It's June 4, a month away from what would be a perfect opening day for baseball, yet on and on the financial negotiations go.
MLB unsurprisingly rejected the players' 114-game proposal and the latest reports are that the league is considering a season of 50 games.
Sounds silly, doesn't even sound like baseball, seems unlikely to happen.
The league wants fewer games because each game will cost clubs money. Players want more games because they want a greater share of their prorated salary. The sides are at this standstill because the players thought the March agreement guaranteed them their full prorated salaries, but there was a caveat in the deal about a season without fans in stands.
The league also wants the regular season to end by October to best avoid having to shut down amid a coronavirus surge later in the year. Postseason broadcast revenue accounts for $787 million, according to ESPN.
So, how can these sides reach a compromise? The players want their full prorated salaries. The owners could agree to that but not for 114 games, and seemingly not for 82.
What if the league guaranteed players 75% of their prorated pay? It's not 100% like the MLBPA thought it was agreeing to in March, but is there any realistic path to 100%? A compromise is required.

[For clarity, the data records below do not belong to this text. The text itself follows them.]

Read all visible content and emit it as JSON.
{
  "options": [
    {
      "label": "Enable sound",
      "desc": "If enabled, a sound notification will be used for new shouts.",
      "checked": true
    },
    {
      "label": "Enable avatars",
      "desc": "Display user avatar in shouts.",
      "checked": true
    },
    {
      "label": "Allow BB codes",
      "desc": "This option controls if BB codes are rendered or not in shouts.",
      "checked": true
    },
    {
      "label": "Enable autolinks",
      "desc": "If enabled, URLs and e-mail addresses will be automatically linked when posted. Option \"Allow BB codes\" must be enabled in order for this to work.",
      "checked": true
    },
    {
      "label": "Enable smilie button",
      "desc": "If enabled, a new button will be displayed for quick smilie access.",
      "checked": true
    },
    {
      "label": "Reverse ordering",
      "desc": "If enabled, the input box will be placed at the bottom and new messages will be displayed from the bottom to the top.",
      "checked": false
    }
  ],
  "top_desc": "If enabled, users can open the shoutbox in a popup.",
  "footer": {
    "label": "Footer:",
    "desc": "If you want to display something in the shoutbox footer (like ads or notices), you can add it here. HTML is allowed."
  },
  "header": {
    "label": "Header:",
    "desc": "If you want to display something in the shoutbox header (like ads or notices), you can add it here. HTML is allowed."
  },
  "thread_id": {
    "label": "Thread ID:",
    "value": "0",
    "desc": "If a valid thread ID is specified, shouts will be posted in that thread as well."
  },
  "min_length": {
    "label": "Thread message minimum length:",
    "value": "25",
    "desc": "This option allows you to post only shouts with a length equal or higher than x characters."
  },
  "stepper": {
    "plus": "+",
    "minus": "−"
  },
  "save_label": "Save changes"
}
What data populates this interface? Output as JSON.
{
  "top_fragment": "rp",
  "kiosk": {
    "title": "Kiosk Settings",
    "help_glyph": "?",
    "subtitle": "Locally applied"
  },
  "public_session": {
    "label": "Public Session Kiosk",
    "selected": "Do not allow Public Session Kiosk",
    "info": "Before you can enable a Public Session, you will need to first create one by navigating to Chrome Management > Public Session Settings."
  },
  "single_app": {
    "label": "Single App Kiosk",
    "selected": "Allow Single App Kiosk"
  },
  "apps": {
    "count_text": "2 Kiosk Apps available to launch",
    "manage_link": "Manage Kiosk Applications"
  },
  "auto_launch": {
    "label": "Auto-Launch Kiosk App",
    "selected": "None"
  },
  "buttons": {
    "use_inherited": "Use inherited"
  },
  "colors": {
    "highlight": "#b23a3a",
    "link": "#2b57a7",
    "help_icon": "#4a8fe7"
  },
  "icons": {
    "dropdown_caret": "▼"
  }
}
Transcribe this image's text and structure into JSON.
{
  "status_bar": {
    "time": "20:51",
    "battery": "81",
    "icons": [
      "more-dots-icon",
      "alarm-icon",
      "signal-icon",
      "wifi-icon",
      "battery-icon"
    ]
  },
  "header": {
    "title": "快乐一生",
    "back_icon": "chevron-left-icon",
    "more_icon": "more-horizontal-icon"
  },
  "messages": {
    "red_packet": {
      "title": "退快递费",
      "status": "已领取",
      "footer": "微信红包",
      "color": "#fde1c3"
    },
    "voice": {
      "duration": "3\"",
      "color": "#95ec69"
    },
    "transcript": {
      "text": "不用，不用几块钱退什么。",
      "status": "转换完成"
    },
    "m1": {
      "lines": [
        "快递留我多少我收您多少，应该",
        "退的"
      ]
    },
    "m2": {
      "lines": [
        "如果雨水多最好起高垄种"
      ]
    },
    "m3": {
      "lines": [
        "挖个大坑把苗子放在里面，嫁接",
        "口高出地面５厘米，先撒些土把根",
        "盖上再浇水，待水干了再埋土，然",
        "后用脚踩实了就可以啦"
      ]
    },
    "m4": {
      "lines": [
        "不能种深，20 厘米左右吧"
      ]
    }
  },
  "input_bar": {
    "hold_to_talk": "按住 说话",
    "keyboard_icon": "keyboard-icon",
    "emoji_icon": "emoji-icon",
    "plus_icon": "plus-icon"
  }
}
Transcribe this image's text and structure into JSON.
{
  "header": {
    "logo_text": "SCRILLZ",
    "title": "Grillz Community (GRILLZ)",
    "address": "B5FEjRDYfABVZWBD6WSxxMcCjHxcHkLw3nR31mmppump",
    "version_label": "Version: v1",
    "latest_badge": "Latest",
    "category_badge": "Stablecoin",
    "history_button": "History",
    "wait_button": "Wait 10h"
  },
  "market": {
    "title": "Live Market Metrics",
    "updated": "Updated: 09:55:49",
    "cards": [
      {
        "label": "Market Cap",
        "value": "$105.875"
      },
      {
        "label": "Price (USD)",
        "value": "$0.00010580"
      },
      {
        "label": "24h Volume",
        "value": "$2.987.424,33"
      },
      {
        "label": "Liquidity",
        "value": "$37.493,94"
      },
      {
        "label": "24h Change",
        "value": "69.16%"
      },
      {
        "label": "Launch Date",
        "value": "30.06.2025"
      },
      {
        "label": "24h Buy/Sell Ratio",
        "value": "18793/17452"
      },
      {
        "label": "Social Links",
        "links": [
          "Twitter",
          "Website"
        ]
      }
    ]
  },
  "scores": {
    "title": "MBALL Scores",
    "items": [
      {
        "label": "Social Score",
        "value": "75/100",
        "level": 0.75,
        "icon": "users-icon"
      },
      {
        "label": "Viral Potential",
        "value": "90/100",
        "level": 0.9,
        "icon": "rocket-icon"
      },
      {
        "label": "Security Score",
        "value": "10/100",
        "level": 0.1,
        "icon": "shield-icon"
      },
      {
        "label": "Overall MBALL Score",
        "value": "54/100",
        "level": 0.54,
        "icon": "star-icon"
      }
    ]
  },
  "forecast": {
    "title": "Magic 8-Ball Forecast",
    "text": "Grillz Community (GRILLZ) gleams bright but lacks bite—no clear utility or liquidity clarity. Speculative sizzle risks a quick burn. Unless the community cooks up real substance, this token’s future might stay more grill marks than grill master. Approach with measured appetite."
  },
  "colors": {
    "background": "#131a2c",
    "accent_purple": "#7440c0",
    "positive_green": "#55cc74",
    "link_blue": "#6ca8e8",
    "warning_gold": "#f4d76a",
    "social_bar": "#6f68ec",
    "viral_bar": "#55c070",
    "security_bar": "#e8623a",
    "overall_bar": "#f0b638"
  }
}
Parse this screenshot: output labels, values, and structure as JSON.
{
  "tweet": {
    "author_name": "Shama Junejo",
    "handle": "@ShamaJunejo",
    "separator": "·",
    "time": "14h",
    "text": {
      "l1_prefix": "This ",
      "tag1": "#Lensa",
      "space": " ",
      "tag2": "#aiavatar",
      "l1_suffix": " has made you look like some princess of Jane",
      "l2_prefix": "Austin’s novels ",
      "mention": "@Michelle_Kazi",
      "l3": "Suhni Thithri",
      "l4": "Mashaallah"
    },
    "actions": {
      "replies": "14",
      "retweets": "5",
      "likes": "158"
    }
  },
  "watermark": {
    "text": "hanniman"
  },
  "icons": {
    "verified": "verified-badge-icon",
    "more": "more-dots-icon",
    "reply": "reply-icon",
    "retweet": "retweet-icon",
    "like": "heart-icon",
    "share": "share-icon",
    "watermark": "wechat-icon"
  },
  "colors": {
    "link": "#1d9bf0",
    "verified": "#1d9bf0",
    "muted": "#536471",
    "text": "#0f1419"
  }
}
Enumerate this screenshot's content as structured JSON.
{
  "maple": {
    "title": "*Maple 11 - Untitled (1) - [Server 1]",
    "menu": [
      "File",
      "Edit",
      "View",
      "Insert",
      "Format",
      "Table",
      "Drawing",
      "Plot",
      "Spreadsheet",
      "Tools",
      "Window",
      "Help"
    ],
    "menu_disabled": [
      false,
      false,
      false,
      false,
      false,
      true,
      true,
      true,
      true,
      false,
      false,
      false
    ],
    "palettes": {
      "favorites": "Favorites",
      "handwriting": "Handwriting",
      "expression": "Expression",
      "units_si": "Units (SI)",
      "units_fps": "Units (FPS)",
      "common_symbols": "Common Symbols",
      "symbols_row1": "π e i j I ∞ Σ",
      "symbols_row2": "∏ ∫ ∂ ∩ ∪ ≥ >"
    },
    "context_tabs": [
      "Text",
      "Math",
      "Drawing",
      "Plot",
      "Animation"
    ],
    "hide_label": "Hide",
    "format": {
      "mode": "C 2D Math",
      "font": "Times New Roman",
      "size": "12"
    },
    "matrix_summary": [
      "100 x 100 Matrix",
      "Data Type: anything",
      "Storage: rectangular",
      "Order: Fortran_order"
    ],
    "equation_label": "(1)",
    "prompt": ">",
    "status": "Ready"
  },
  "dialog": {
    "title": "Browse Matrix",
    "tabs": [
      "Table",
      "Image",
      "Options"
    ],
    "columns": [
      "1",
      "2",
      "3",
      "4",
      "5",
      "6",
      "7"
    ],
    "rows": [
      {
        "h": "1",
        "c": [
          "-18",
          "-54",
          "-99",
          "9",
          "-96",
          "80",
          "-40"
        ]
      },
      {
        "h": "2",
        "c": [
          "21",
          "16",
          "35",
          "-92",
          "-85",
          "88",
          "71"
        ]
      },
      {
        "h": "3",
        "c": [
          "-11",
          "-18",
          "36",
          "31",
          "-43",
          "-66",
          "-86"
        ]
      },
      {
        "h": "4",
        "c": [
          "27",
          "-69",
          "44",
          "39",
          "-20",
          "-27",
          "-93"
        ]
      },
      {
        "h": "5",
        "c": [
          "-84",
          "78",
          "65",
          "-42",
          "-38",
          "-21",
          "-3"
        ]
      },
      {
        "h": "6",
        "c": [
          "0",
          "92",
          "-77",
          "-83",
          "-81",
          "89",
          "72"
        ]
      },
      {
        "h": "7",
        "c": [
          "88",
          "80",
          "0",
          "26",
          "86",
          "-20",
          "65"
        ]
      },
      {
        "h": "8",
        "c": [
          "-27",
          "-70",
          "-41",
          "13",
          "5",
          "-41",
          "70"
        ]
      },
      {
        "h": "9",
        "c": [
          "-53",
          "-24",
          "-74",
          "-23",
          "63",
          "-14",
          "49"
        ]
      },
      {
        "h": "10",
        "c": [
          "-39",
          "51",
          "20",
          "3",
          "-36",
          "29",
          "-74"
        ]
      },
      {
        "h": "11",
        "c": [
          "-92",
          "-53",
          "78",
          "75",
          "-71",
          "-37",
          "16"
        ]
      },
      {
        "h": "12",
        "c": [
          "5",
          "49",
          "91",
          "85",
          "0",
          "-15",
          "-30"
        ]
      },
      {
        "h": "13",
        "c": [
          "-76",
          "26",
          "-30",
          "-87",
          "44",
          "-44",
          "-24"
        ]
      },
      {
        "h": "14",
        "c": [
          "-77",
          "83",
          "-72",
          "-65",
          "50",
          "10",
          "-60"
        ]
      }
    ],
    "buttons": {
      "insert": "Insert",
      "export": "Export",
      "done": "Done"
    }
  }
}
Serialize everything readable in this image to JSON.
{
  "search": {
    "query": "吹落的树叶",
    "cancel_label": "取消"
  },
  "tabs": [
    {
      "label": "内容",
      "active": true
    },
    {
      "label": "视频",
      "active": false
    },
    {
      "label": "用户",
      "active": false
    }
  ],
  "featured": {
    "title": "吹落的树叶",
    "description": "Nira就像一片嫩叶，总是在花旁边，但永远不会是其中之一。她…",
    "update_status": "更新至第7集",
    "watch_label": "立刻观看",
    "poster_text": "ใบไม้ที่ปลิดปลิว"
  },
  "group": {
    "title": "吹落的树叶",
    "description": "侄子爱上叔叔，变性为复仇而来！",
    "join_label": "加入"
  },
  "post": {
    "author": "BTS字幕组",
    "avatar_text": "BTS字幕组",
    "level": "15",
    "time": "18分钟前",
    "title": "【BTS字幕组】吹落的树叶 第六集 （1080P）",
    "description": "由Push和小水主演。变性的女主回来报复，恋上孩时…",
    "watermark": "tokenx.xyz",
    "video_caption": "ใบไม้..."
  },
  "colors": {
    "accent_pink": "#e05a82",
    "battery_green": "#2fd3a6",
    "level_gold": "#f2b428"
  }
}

Rather than pay it out over 82 games, just play 75% of that 82-game schedule. That would be 62 games of full prorated pay for players. That length, 62 games, represents about 38% of a normal 162-game season.
For the highest-paid players, it's a big bump up from what they would have made under that designed-to-fail sliding scale proposal. Someone like Bryce Harper, with an annual average salary of $25.4 million, could earn $9.7 million. This would put Zack Wheeler in the vicinity of $9 million, Jake Arrieta $7.7 million, Andrew McCutchen $6.4 million, Aaron Nola, $4.3 million, J.T. Realmuto, $3.8 million, Rhys Hoskins $232,500.
In a 62-game schedule, the Phillies could play three series of three games against each NL East foe (36 games). They could face each of the other 10 NL teams in one series, with four of those series being two-gamers. The Phils could play two in Colorado and two in Arizona back-to-back, two in Los Angeles and two in San Diego.
Or teams could avoid long, cross-country trips and remain on their own coast, with the Phillies playing the Yankees, Orioles, Red Sox and Rays instead of the NL West.
It also could be even more division-heavy than that. For what it's worth, teams play 47% of their games inside the division in a normal season.
If the season is going to be shorter than 82 games, it also means these negotiations could extend. If you're playing 20 or 30 fewer games, that's a few more weeks to gauge the other side's willingness to bend.
Hopefully, that is not the case and the sides act with urgency. It would do baseball a world of good to have an agreement in place in the next week or two. Build some excitement. Stir some intrigue beyond the financial discussions nobody wants to hear, think, read or write about, especially in 2020.